Kennedy describes in his very literate book the atmosphere in which the streak occurred. It captured the attention of the whole country — and even folks in some other countries. DiMaggio’s sizable family, people who were tight with him, baseball fans, and people who didn’t know anything else about him or the game were all caught up in his day-day-progress. Everywhere, Kennedy writes, people stopped to ask each other: “Did he get a hit today?”
And, as Kennedy artfully shows, this didn’t happen in a vacuum. In 1941, there was something far more ponderous on people’s minds — the increasing aggression of Nazi Germany. The idea that the United States could stay out of the war seemed more and more like wishful thinking as American plants turned out material to assist the European allies and as more and more American men were drafted into military service. DiMaggio’s streak was a fortuitous respite in such an atmosphere — the counterpart, in a way, to Susan Boyle’s triumph on Britain’s Got Talent in the midst of worldwide recession and seemingly pointless wars.
The streak served another purpose, too. It was something for Italian-Americans to cling with pride as they — thanks to Benito Mussolini – came under the same kind of suspicion that was being directed at Americans of Japanese and German background. Even at that, DiMaggio’s own father, Giuseppe, who had made his living as a commercial fisherman, was placed under wartime restrictions that kept him from approaching San Francisco Bay.

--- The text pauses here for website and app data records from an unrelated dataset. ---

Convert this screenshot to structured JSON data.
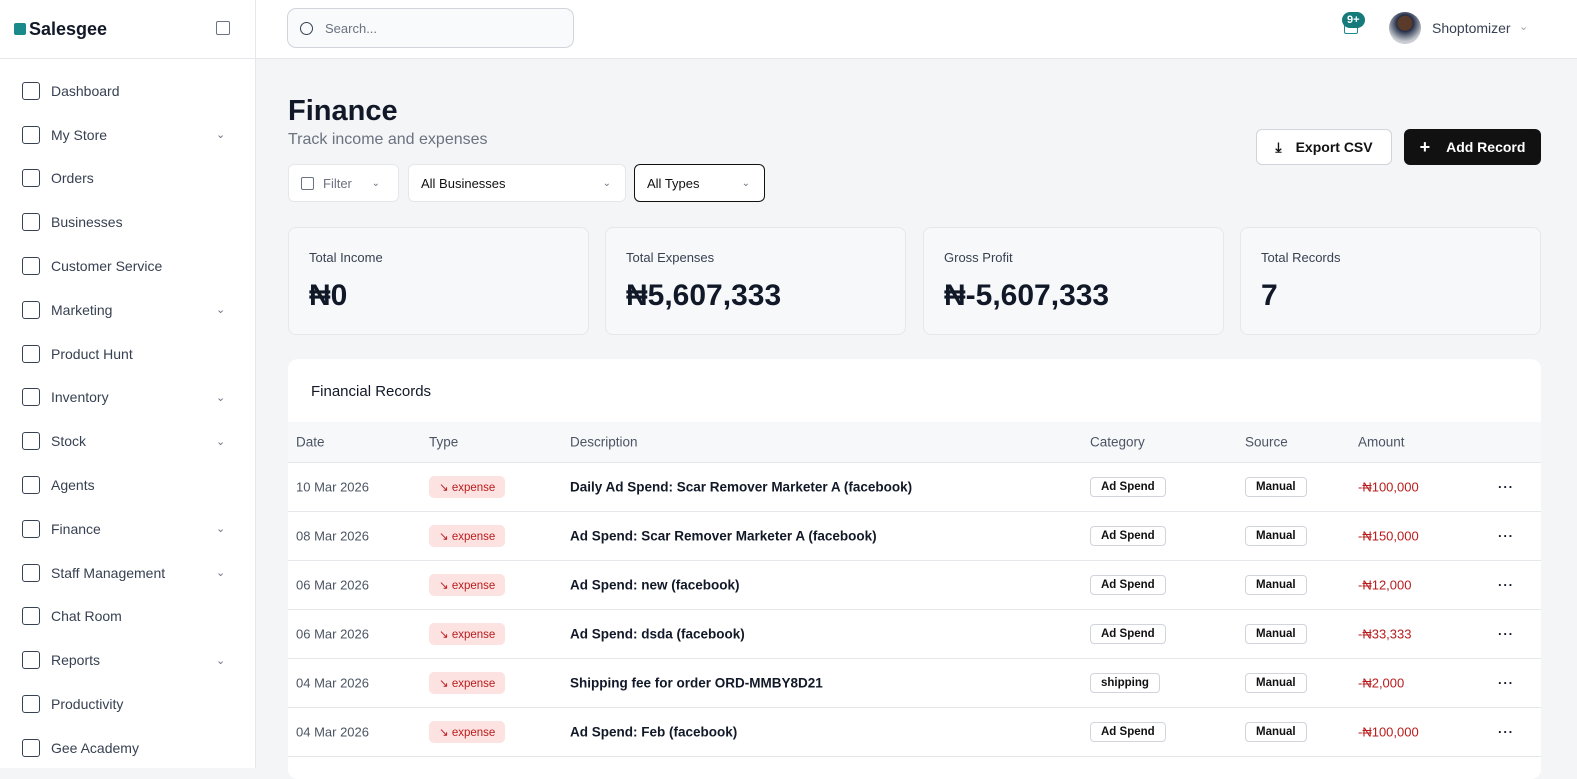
{
  "app": {
    "name": "Salesgee"
  },
  "sidebar": {
    "items": [
      {
        "label": "Dashboard",
        "icon": "grid-icon",
        "chevron": false
      },
      {
        "label": "My Store",
        "icon": "store-icon",
        "chevron": true
      },
      {
        "label": "Orders",
        "icon": "cart-icon",
        "chevron": false
      },
      {
        "label": "Businesses",
        "icon": "briefcase-icon",
        "chevron": false
      },
      {
        "label": "Customer Service",
        "icon": "users-icon",
        "chevron": false
      },
      {
        "label": "Marketing",
        "icon": "megaphone-icon",
        "chevron": true
      },
      {
        "label": "Product Hunt",
        "icon": "box-icon",
        "chevron": false
      },
      {
        "label": "Inventory",
        "icon": "building-icon",
        "chevron": true
      },
      {
        "label": "Stock",
        "icon": "boxes-icon",
        "chevron": true
      },
      {
        "label": "Agents",
        "icon": "users-icon",
        "chevron": false
      },
      {
        "label": "Finance",
        "icon": "wallet-icon",
        "chevron": true
      },
      {
        "label": "Staff Management",
        "icon": "user-cog-icon",
        "chevron": true
      },
      {
        "label": "Chat Room",
        "icon": "chat-icon",
        "chevron": false
      },
      {
        "label": "Reports",
        "icon": "report-icon",
        "chevron": true
      },
      {
        "label": "Productivity",
        "icon": "wrench-icon",
        "chevron": false
      },
      {
        "label": "Gee Academy",
        "icon": "graduation-cap-icon",
        "chevron": false
      }
    ]
  },
  "topbar": {
    "search_placeholder": "Search...",
    "notifications": "9+",
    "user": "Shoptomizer"
  },
  "page": {
    "title": "Finance",
    "subtitle": "Track income and expenses",
    "export": "Export CSV",
    "add": "Add Record"
  },
  "filters": {
    "filter": "Filter",
    "business": "All Businesses",
    "type": "All Types"
  },
  "stats": [
    {
      "label": "Total Income",
      "value": "₦0"
    },
    {
      "label": "Total Expenses",
      "value": "₦5,607,333"
    },
    {
      "label": "Gross Profit",
      "value": "₦-5,607,333"
    },
    {
      "label": "Total Records",
      "value": "7"
    }
  ],
  "table": {
    "title": "Financial Records",
    "columns": [
      "Date",
      "Type",
      "Description",
      "Category",
      "Source",
      "Amount"
    ],
    "rows": [
      {
        "date": "10 Mar 2026",
        "type": "expense",
        "description": "Daily Ad Spend: Scar Remover Marketer A (facebook)",
        "category": "Ad Spend",
        "source": "Manual",
        "amount": "-₦100,000"
      },
      {
        "date": "08 Mar 2026",
        "type": "expense",
        "description": "Ad Spend: Scar Remover Marketer A (facebook)",
        "category": "Ad Spend",
        "source": "Manual",
        "amount": "-₦150,000"
      },
      {
        "date": "06 Mar 2026",
        "type": "expense",
        "description": "Ad Spend: new (facebook)",
        "category": "Ad Spend",
        "source": "Manual",
        "amount": "-₦12,000"
      },
      {
        "date": "06 Mar 2026",
        "type": "expense",
        "description": "Ad Spend: dsda (facebook)",
        "category": "Ad Spend",
        "source": "Manual",
        "amount": "-₦33,333"
      },
      {
        "date": "04 Mar 2026",
        "type": "expense",
        "description": "Shipping fee for order ORD-MMBY8D21",
        "category": "shipping",
        "source": "Manual",
        "amount": "-₦2,000"
      },
      {
        "date": "04 Mar 2026",
        "type": "expense",
        "description": "Ad Spend: Feb (facebook)",
        "category": "Ad Spend",
        "source": "Manual",
        "amount": "-₦100,000"
      }
    ]
  }
}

In telling this story, Kennedy carefully constructs a portrait of DiMaggio that isn’t at all endearing. DiMaggio was a cold fish. He was known from his youth for his spells of silence. Kennedy writes a lot about DiMaggio’s relationship with his first wife, movie actress Dorothy Arnold, and that isn’t a happy tale. DiMaggio — in spite of the girls he invited to his hotel rooms — missed Dorothy when he was on the road. But when he was home, he stifled her, resented her, and often subjected her to his emotional and sometimes his physical absence.

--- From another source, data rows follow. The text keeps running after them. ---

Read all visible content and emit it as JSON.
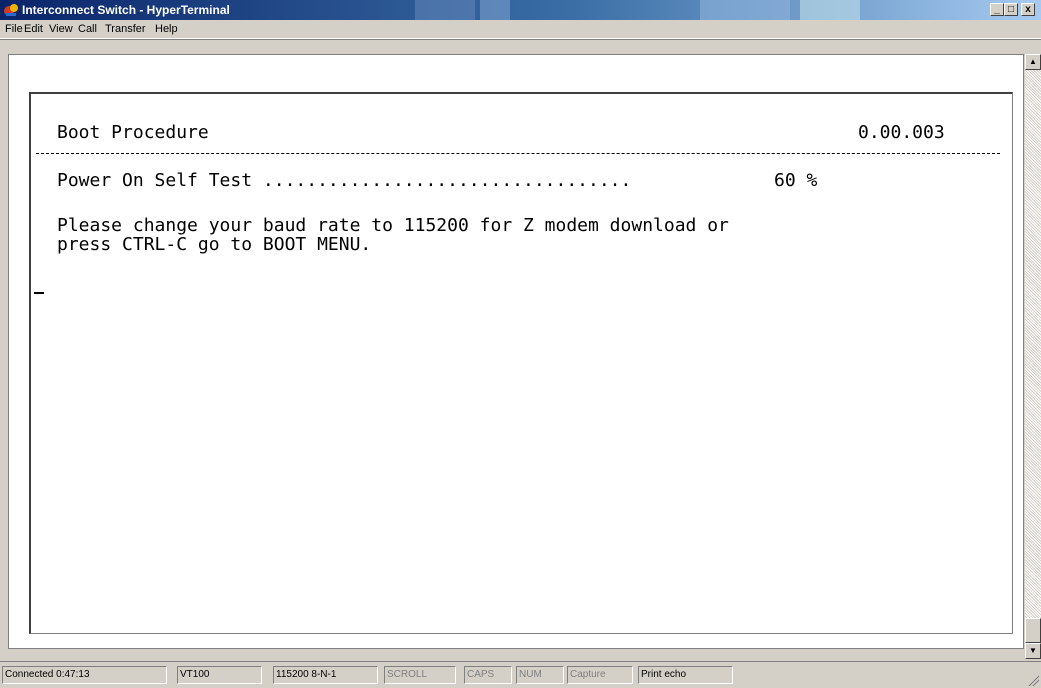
{
  "window": {
    "title": "Interconnect Switch - HyperTerminal",
    "minimize_label": "_",
    "maximize_label": "□",
    "close_label": "x"
  },
  "menu": {
    "items": [
      "File",
      "Edit",
      "View",
      "Call",
      "Transfer",
      "Help"
    ]
  },
  "terminal": {
    "header_title": "Boot Procedure",
    "version": "0.00.003",
    "post_line": "Power On Self Test ..................................",
    "post_progress": "60 %",
    "message_line1": "Please change your baud rate to 115200 for Z modem download or",
    "message_line2": "press CTRL-C go to BOOT MENU."
  },
  "status_bar": {
    "connected": "Connected 0:47:13",
    "emulation": "VT100",
    "port_settings": "115200 8-N-1",
    "scroll": "SCROLL",
    "caps": "CAPS",
    "num": "NUM",
    "capture": "Capture",
    "print_echo": "Print echo"
  },
  "colors": {
    "title_gradient_start": "#0a246a",
    "title_gradient_end": "#a6caf0",
    "face": "#d4d0c8",
    "terminal_bg": "#ffffff"
  }
}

This book is peppered with the interesting characters who played large and small parts in DiMaggio’s life — his relatives, including his major league brothers, Don and Vince; his somewhat “connected” Italian-American friends in Newark; his fans — not the least of whom were the boys Mario Cuomo and Gay Talese; and, of course, his fellow ballplayers: Gehrig, Phil Rizzuto, and DiMaggio’s wacky road-trip roommate, Lefty Gomez.
On the field, DiMaggio appeared impassive as the streak progressed. If a pitcher had boasted that he would stop DiMaggio, and DiMaggio got a hit off him, there would be none of the fist pumping that cheapens the game today. Inside, however, Kennedy writes, DiMaggio’s stomach was often in knots. And, of course, if he didn’t have to talk about the streak, he didn’t:
” ’You nervous about the streak?’ a reporter would call out and it would be Lefty who would turn and reply, ‘Joe? Nah, he’s fine. Me? I threw up my breakfast.’ “